▸ **What needs to be done**:
Which lines of the data below hold "value"? Copy each of them.
━━━━━━━━━━━━━━━━━━━━
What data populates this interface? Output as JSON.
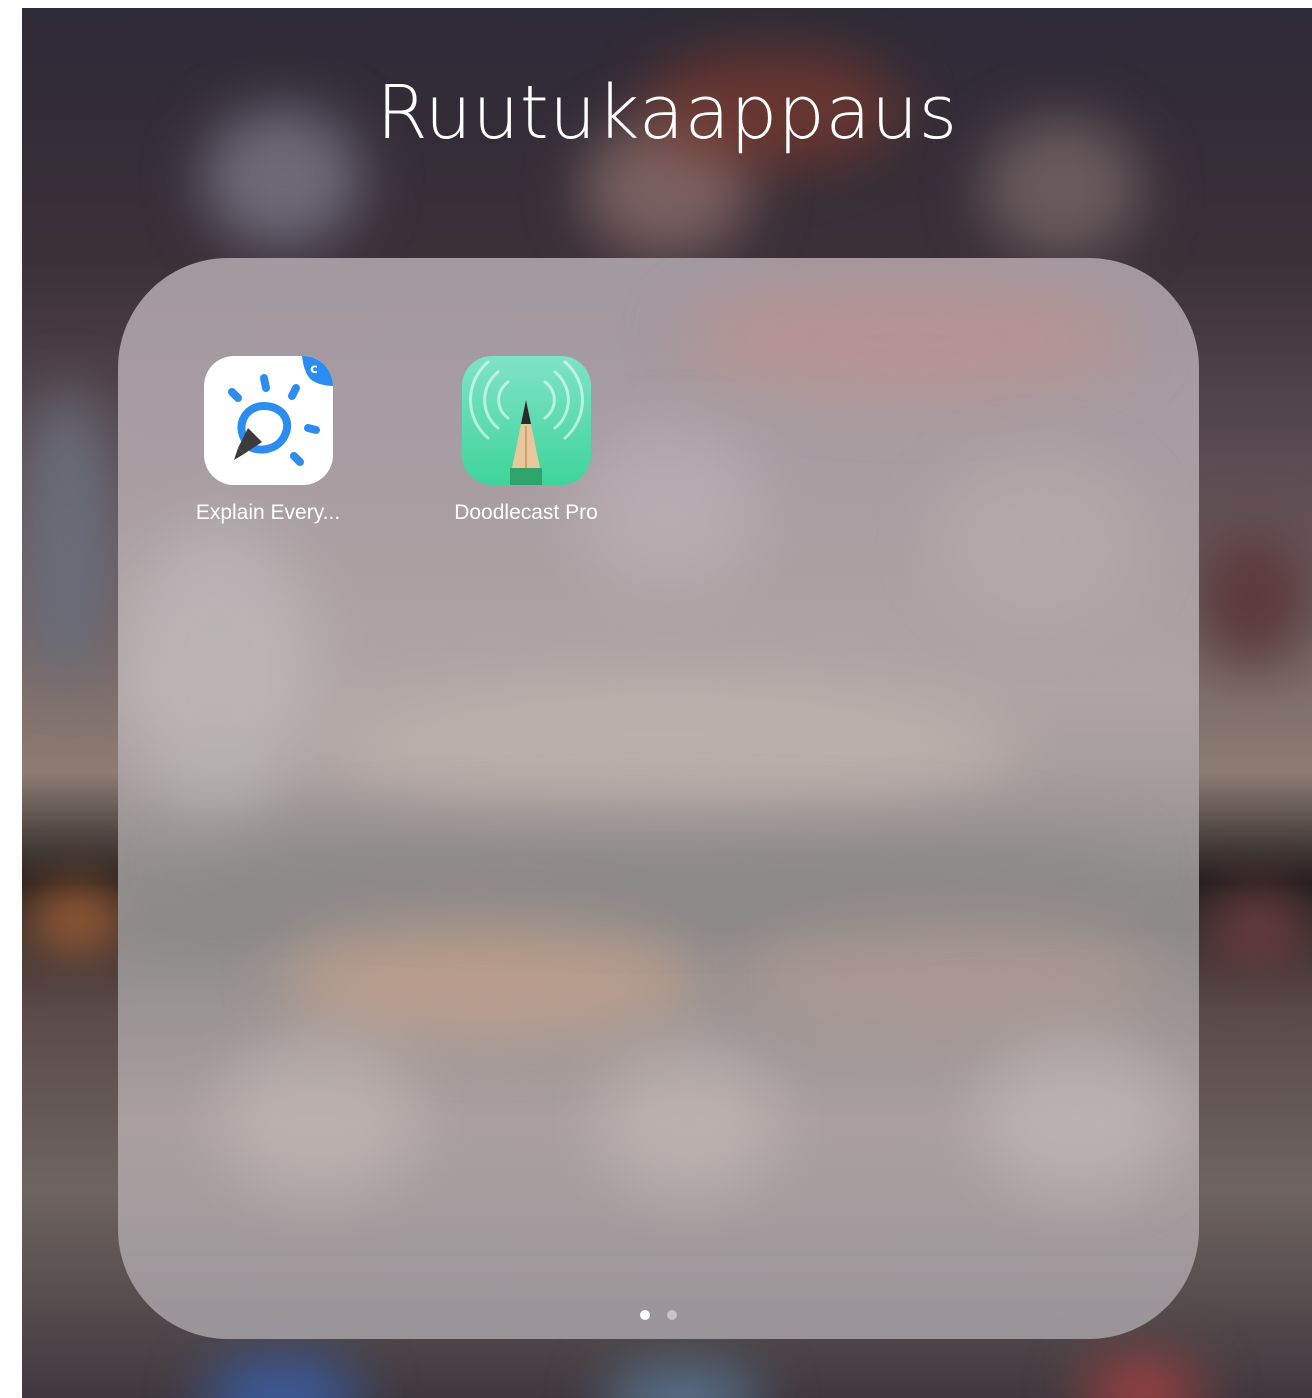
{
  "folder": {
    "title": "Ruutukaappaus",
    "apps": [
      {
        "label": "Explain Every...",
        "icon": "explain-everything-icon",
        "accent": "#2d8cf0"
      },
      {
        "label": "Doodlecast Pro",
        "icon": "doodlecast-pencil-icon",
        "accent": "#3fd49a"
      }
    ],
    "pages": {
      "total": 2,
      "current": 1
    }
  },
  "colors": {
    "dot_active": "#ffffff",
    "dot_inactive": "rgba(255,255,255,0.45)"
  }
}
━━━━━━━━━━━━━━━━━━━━
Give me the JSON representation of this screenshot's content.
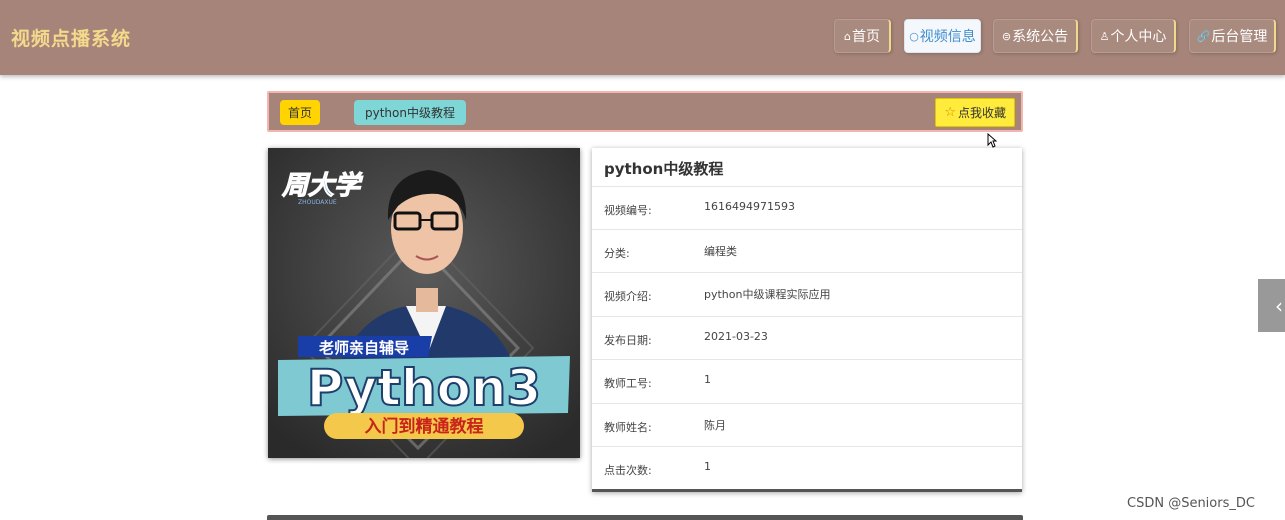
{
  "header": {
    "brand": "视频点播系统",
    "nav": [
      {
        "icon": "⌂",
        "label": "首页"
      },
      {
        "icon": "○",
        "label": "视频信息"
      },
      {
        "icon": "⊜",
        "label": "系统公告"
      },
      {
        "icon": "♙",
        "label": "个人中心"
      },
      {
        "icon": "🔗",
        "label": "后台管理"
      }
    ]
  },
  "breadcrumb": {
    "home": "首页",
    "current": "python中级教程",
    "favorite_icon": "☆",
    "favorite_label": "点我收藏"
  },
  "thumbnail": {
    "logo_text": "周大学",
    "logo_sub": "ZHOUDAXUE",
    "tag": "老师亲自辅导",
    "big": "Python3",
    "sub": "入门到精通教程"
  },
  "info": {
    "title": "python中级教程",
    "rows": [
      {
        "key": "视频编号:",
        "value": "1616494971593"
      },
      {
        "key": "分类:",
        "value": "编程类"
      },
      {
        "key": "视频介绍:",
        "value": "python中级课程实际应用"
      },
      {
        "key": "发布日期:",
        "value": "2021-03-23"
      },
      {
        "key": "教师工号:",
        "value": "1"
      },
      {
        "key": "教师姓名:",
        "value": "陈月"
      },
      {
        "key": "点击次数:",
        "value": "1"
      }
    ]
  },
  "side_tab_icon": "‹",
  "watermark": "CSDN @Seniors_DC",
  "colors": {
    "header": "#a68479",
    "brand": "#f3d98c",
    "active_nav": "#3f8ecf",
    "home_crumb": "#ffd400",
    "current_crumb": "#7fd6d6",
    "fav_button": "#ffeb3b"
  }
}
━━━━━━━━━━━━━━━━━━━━
▸ **Your response**:
        "value": "1616494971593"
        "value": "编程类"
        "value": "python中级课程实际应用"
        "value": "2021-03-23"
        "value": "1"
        "value": "陈月"
        "value": "1"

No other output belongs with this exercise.